──────── Dataset records
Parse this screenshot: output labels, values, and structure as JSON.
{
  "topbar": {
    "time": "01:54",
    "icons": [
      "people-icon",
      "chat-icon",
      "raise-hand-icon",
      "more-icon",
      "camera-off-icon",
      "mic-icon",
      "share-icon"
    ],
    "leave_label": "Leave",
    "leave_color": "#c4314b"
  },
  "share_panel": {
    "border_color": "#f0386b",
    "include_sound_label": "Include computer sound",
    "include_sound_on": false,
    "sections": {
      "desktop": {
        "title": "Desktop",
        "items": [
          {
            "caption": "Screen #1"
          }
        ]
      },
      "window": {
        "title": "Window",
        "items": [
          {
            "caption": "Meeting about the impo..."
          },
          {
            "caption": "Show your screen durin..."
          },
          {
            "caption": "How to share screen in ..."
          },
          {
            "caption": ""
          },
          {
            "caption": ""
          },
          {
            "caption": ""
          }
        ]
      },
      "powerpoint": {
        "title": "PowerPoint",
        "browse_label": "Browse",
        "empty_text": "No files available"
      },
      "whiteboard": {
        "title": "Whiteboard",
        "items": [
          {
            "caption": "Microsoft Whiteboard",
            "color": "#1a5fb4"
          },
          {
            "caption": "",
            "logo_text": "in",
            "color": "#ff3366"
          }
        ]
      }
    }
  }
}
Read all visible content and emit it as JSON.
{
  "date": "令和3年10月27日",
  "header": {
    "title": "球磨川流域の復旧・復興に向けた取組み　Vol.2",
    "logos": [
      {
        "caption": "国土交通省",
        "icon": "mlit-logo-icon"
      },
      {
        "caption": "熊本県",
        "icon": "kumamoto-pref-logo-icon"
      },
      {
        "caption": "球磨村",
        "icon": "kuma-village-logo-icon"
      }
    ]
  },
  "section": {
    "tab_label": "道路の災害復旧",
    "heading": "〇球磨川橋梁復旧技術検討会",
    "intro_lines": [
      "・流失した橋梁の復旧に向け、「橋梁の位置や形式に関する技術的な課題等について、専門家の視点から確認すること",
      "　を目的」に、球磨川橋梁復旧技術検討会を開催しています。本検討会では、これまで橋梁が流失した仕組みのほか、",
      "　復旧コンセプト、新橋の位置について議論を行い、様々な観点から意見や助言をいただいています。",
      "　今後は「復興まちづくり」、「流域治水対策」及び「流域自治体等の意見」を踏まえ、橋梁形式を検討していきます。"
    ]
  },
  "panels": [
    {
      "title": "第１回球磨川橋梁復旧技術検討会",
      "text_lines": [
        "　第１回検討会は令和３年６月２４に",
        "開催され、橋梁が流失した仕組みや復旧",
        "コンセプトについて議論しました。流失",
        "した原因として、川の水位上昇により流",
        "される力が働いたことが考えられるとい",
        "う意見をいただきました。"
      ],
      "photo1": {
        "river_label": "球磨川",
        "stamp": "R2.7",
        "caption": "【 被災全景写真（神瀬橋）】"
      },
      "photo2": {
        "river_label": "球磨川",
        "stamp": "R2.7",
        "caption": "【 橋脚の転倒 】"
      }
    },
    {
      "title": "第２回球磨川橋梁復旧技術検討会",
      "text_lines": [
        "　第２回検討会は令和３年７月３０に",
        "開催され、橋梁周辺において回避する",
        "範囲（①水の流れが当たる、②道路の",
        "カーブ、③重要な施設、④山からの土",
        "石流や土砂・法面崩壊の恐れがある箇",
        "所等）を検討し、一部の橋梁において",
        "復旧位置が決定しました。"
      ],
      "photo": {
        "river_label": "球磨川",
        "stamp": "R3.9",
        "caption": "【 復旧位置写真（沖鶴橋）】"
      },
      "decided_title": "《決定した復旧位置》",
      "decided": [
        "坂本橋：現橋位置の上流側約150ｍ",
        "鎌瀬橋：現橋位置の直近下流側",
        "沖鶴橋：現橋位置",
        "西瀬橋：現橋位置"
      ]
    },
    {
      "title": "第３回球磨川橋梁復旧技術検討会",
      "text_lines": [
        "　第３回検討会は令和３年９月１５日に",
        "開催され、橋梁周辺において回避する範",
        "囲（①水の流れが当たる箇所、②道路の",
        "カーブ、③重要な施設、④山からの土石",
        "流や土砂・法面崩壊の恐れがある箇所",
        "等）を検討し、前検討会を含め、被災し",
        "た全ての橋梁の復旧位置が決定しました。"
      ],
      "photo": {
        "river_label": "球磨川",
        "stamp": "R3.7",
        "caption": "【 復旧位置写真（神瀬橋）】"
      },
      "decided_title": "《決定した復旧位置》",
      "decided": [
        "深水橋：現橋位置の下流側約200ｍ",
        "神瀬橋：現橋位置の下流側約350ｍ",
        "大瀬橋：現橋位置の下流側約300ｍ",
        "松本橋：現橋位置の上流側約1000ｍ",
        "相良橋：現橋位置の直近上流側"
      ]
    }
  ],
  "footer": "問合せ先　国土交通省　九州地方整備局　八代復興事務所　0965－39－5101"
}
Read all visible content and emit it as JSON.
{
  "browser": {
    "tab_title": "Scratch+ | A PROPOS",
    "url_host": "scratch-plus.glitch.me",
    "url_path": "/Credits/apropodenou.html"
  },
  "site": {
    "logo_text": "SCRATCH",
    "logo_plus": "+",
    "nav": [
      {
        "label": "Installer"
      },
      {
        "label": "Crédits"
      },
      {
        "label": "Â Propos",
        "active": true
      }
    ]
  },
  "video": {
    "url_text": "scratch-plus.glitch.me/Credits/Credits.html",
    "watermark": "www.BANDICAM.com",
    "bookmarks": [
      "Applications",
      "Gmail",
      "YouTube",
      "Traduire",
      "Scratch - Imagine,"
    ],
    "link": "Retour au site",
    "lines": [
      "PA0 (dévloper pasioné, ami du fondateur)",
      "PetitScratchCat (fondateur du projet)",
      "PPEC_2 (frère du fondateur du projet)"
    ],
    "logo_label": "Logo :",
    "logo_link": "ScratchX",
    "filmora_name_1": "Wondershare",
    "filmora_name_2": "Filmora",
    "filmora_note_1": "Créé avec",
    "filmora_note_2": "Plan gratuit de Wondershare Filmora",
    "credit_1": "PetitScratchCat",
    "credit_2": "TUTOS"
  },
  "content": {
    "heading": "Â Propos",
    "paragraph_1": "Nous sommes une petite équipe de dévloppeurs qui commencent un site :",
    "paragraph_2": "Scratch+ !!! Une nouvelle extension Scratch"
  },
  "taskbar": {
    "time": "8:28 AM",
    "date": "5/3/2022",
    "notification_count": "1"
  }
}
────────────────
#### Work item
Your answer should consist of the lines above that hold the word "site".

#### Result of this task
  "site": {
    "link": "Retour au site",
    "paragraph_1": "Nous sommes une petite équipe de dévloppeurs qui commencent un site :",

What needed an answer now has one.